» YOUR OBJECTIVE:
Return the records that follow, matching each one exactly.

(Stored items)
———
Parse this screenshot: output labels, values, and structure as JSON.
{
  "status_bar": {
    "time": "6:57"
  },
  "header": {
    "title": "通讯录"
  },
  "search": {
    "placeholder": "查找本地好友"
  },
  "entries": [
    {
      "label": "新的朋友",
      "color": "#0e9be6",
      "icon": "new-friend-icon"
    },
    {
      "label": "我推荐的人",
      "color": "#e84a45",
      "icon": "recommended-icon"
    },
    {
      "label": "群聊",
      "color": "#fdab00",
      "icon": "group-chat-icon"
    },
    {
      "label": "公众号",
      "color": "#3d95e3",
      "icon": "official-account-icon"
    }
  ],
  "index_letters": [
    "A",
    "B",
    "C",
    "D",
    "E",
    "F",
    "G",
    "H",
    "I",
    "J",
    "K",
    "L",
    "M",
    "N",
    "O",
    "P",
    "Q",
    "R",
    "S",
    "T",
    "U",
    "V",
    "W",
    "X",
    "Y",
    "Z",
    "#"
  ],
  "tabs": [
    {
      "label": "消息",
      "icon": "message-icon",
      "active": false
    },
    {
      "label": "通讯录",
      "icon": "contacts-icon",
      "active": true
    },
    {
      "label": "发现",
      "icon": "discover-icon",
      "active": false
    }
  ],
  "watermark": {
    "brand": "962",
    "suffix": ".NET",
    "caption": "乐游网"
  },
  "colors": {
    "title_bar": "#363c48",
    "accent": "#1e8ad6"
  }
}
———
» RESPONSE FOR THIS EXERCISE:
Parse this screenshot: output labels, values, and structure as JSON.
{
  "status_bar": {
    "time": "6:57"
  },
  "header": {
    "title": "通讯录"
  },
  "search": {
    "placeholder": "查找本地好友"
  },
  "entries": [
    {
      "label": "新的朋友",
      "color": "#0e9be6",
      "icon": "new-friend-icon"
    },
    {
      "label": "我推荐的人",
      "color": "#e84a45",
      "icon": "recommended-icon"
    },
    {
      "label": "群聊",
      "color": "#fdab00",
      "icon": "group-chat-icon"
    },
    {
      "label": "公众号",
      "color": "#3d95e3",
      "icon": "official-account-icon"
    }
  ],
  "index_letters": [
    "A",
    "B",
    "C",
    "D",
    "E",
    "F",
    "G",
    "H",
    "I",
    "J",
    "K",
    "L",
    "M",
    "N",
    "O",
    "P",
    "Q",
    "R",
    "S",
    "T",
    "U",
    "V",
    "W",
    "X",
    "Y",
    "Z",
    "#"
  ],
  "tabs": [
    {
      "label": "消息",
      "icon": "message-icon",
      "active": false
    },
    {
      "label": "通讯录",
      "icon": "contacts-icon",
      "active": true
    },
    {
      "label": "发现",
      "icon": "discover-icon",
      "active": false
    }
  ],
  "watermark": {
    "brand": "962",
    "suffix": ".NET",
    "caption": "乐游网"
  },
  "colors": {
    "title_bar": "#363c48",
    "accent": "#1e8ad6"
  }
}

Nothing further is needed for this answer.